- **Your instructions**
Report the number of lines in these entries that contain "data". Write only the number.

- **Supplied records**
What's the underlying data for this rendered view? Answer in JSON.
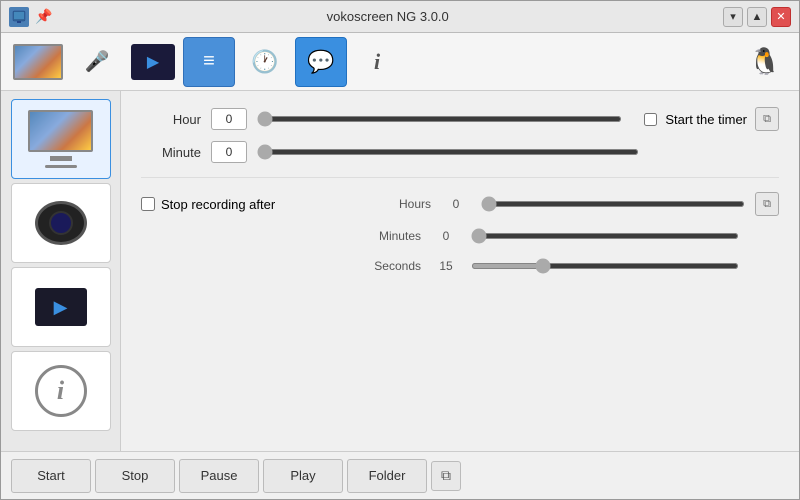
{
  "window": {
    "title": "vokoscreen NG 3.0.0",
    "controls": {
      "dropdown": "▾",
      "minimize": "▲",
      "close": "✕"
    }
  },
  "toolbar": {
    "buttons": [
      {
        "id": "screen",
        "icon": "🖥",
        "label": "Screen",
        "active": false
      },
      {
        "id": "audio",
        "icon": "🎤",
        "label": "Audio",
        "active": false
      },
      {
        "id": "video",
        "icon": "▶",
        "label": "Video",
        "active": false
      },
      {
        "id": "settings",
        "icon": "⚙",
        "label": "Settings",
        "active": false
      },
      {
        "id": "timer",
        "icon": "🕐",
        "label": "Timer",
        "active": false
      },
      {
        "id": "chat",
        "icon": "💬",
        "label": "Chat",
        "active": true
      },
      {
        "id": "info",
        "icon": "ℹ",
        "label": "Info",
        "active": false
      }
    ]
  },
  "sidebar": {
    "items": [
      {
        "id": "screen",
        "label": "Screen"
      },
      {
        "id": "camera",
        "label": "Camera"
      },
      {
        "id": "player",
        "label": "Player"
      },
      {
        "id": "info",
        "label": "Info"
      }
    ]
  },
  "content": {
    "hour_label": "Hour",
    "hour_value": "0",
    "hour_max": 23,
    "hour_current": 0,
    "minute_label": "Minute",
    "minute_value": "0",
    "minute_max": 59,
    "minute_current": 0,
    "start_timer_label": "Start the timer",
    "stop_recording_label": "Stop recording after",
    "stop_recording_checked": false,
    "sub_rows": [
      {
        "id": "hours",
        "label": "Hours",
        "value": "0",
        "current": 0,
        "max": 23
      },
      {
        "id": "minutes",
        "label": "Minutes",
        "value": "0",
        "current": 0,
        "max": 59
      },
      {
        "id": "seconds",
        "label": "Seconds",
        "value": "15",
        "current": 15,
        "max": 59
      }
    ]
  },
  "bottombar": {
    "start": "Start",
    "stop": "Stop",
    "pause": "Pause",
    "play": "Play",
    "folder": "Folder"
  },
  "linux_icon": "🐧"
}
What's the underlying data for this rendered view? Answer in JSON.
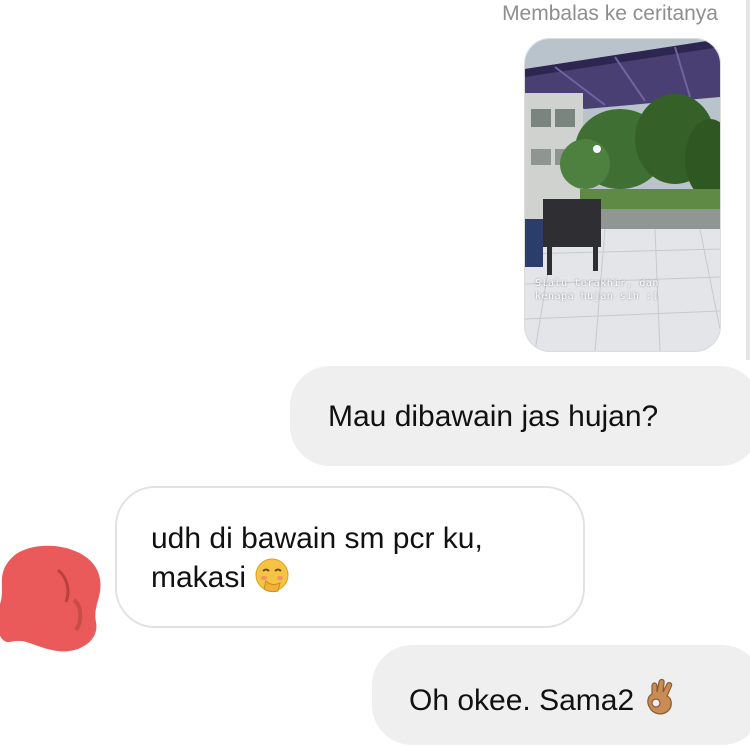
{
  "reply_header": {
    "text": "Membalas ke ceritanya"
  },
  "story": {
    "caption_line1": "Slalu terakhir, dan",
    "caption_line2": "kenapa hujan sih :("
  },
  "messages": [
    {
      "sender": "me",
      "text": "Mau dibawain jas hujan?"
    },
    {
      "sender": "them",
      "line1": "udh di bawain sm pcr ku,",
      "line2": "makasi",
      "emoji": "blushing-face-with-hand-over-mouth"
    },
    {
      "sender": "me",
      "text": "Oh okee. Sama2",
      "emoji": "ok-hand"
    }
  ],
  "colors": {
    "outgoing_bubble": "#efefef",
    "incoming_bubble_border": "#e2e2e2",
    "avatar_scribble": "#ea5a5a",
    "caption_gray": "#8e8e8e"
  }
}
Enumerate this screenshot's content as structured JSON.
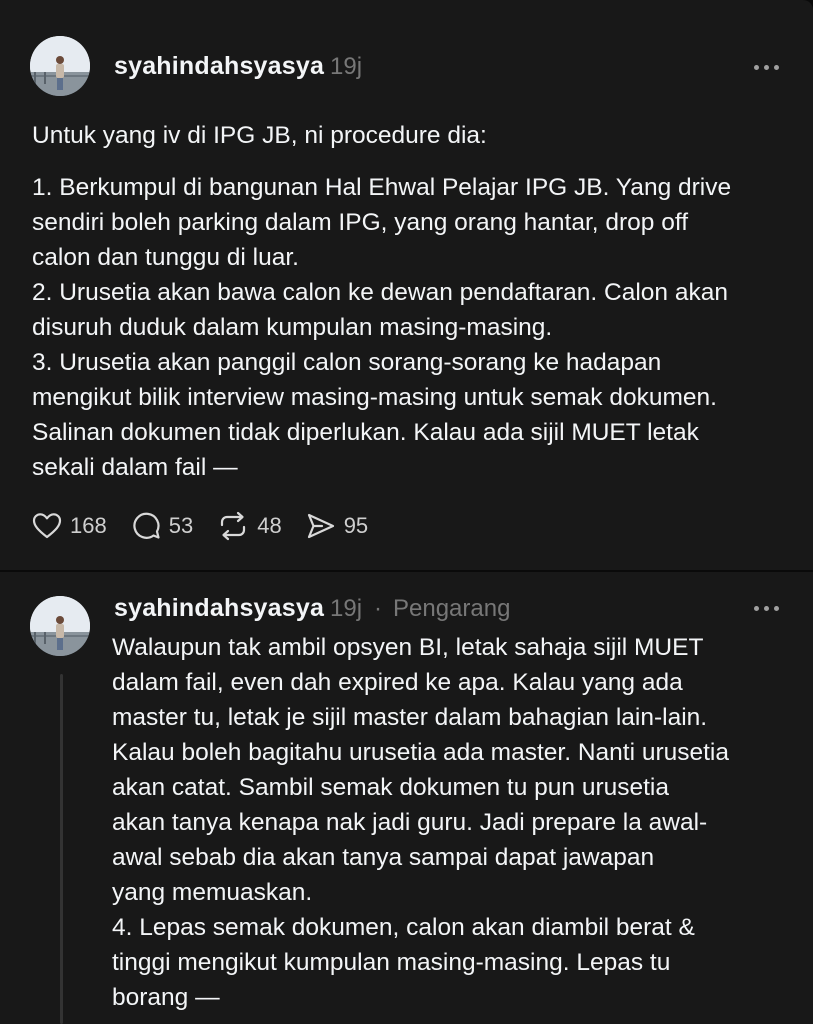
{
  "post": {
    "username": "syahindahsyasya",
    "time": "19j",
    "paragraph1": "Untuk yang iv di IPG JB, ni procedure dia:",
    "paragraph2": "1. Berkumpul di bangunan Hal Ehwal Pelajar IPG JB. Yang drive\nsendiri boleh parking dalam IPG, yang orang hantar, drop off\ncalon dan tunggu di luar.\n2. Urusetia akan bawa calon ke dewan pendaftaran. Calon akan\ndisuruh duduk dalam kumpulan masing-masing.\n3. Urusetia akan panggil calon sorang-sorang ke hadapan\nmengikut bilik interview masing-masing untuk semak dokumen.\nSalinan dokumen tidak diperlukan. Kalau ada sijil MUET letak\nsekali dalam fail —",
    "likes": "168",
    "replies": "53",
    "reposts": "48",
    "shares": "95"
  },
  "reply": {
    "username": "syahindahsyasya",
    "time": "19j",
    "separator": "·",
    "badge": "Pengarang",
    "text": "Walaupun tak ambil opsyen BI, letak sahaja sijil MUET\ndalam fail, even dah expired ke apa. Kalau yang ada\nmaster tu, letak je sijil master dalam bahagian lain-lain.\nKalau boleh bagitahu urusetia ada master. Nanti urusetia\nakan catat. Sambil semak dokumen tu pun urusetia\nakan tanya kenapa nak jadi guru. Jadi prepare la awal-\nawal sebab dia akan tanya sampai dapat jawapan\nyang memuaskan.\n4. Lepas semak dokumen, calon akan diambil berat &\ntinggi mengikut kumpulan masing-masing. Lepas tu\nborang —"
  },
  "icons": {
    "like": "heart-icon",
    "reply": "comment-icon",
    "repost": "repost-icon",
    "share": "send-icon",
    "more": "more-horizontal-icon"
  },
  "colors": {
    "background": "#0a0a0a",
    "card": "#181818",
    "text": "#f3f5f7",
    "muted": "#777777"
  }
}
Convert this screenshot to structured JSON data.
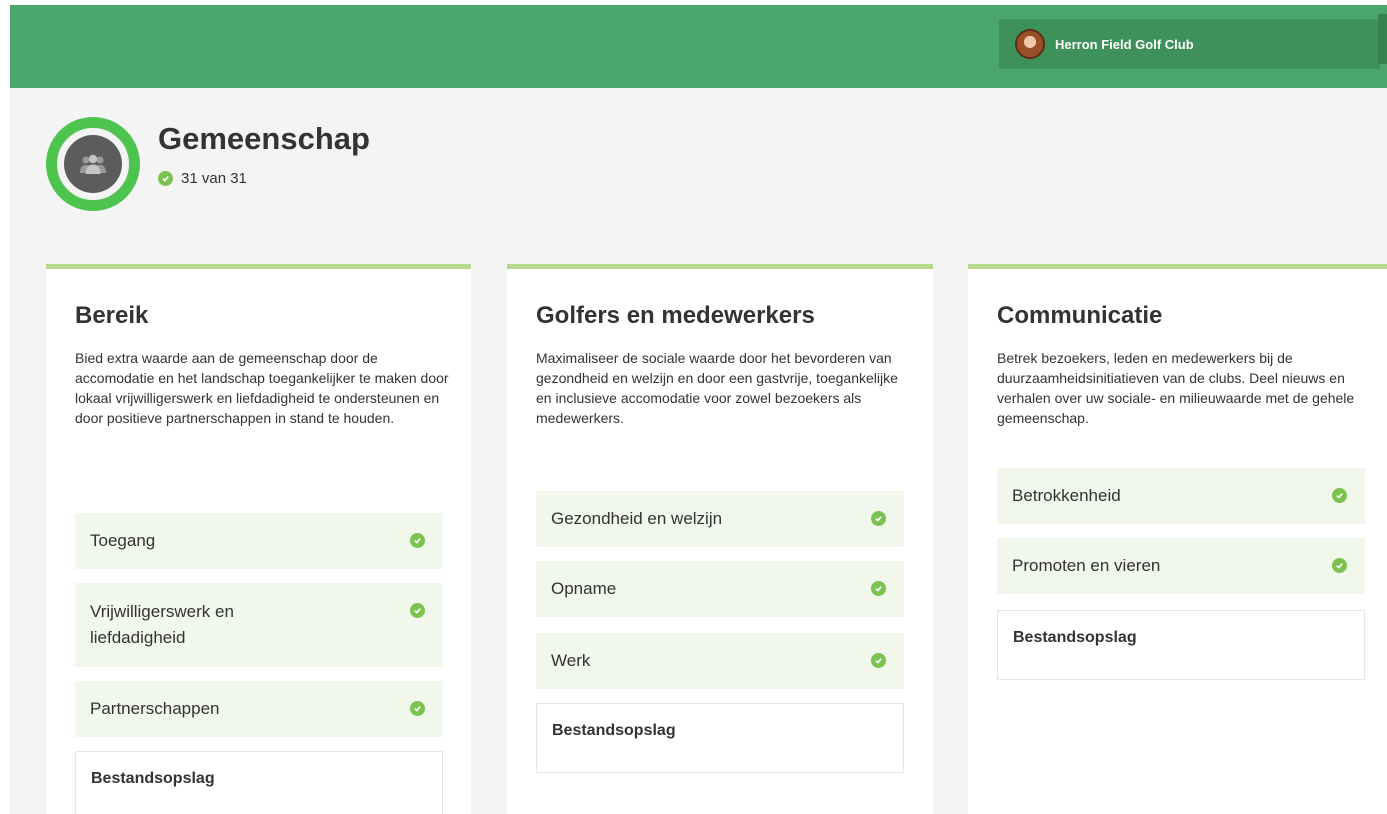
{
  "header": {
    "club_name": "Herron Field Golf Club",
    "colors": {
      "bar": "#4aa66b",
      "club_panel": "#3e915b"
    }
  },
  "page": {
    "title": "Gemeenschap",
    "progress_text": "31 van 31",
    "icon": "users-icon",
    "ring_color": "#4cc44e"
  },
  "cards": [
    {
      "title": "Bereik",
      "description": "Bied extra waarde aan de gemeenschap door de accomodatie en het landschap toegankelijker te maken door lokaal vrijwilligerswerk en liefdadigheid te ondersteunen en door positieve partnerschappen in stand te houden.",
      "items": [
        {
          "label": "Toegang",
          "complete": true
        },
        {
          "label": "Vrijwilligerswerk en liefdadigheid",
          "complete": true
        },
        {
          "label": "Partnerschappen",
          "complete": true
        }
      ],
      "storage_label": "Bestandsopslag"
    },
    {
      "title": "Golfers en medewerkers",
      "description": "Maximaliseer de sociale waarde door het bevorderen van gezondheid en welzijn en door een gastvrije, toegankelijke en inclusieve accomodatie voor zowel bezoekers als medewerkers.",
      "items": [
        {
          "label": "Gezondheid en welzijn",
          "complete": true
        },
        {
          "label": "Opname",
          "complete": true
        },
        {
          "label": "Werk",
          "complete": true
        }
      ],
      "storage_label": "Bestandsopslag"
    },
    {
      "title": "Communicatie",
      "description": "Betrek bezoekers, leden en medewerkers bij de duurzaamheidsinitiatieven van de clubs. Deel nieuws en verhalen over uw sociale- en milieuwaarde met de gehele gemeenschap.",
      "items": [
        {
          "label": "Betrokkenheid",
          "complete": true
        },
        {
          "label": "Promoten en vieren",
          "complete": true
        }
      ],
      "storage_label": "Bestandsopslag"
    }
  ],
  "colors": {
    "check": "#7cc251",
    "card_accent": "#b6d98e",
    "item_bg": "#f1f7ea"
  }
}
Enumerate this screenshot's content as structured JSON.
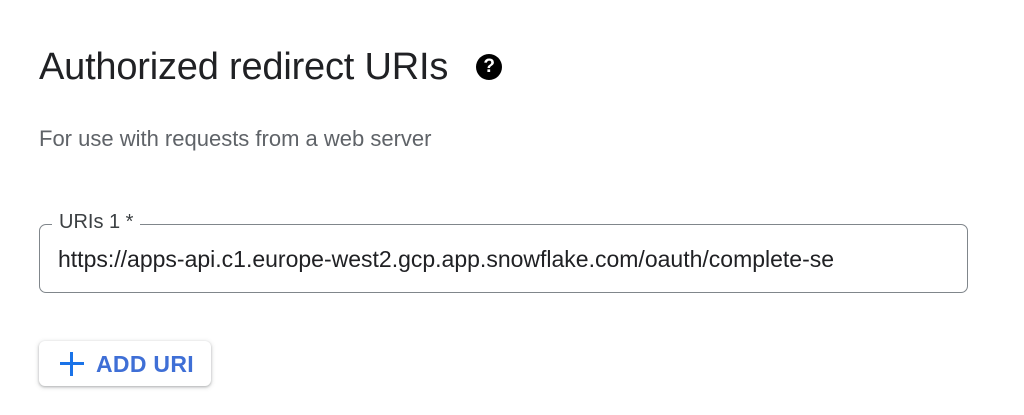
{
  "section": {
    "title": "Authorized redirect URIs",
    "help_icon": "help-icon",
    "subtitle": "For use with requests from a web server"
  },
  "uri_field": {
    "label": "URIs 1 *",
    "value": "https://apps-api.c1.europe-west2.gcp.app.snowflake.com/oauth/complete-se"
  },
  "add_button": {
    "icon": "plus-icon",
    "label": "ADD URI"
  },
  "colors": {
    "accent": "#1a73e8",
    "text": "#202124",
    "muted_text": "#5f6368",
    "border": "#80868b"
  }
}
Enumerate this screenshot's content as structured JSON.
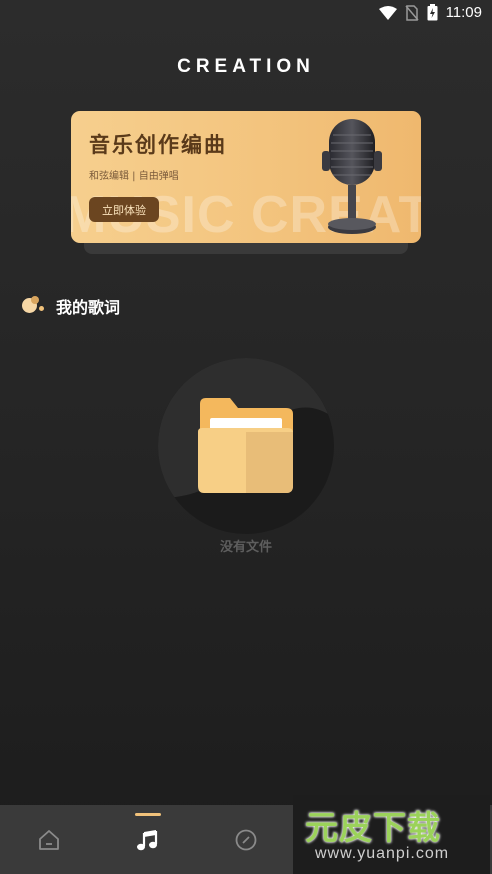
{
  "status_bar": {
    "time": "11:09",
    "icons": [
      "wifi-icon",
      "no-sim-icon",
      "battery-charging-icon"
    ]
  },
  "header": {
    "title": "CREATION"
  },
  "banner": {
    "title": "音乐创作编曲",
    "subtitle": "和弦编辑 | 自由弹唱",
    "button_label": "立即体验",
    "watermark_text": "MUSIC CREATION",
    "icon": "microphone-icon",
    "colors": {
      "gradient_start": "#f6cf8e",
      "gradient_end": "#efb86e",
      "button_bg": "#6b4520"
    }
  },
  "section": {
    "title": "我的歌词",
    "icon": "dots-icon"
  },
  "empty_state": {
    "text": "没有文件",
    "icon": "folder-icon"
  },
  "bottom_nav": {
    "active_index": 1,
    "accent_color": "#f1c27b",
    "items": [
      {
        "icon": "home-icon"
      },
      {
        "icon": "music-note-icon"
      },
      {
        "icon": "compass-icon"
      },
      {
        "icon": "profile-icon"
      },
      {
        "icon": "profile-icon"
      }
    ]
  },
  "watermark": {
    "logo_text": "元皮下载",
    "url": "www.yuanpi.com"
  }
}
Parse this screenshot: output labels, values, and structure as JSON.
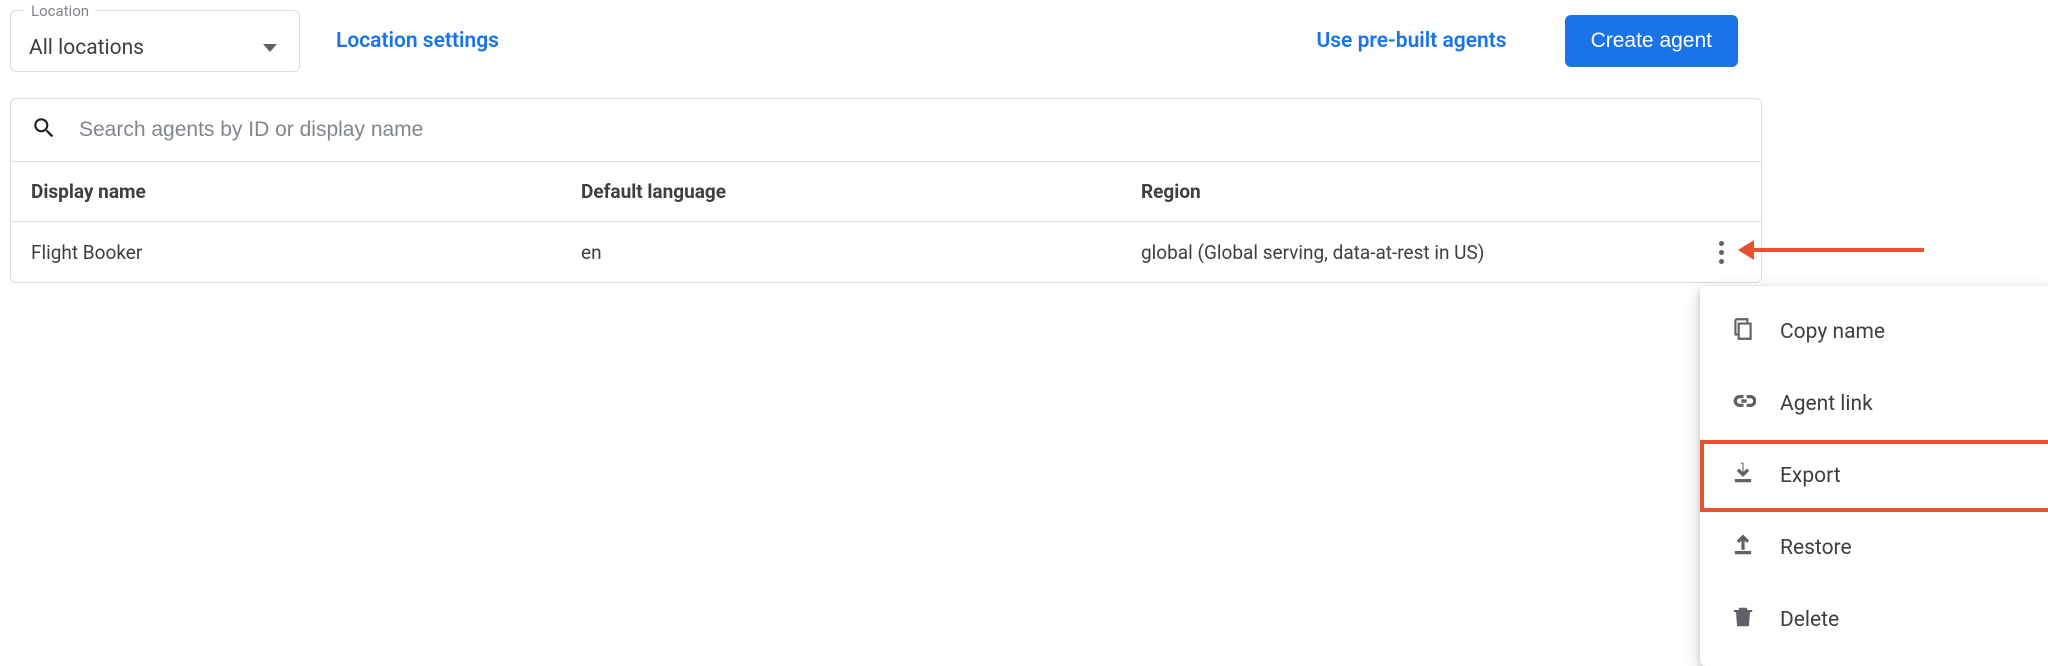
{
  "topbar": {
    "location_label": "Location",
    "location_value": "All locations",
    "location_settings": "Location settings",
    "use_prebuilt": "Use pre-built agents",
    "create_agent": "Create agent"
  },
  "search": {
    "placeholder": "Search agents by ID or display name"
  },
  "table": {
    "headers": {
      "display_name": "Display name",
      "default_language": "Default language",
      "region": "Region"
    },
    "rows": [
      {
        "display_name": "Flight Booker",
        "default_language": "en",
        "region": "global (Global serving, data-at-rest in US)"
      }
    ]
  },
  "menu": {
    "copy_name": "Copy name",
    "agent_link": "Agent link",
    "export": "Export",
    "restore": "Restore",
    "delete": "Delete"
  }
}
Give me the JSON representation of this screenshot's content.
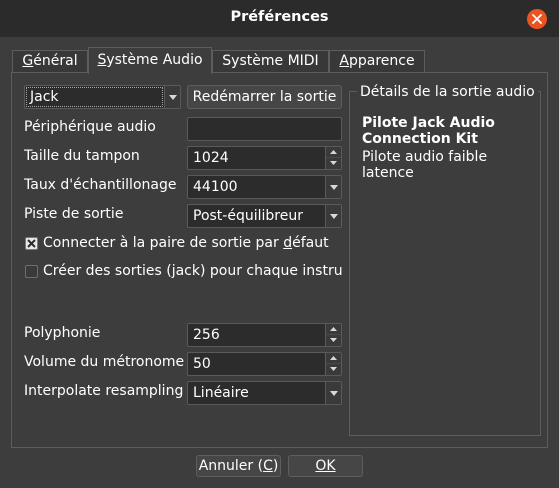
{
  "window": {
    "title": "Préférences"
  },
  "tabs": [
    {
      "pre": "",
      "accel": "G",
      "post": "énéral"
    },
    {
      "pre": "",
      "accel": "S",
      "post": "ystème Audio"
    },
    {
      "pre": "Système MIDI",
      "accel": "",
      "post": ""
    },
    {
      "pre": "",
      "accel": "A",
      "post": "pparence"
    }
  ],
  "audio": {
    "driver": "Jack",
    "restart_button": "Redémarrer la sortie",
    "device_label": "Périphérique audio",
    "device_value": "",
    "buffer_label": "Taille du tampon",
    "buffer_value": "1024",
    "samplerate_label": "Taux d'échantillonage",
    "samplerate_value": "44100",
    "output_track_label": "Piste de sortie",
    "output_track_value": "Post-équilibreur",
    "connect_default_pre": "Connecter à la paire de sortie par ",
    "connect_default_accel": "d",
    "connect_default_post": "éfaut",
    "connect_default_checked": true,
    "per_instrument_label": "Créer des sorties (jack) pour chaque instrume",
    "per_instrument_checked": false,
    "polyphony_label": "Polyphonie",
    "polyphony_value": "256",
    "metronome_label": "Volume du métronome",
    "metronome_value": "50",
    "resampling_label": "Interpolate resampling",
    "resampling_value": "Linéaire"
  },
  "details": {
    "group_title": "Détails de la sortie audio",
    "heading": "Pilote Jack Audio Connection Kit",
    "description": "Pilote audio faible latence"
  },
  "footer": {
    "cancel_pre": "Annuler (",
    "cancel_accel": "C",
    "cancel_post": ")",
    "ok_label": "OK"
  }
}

- **Response to the task**
4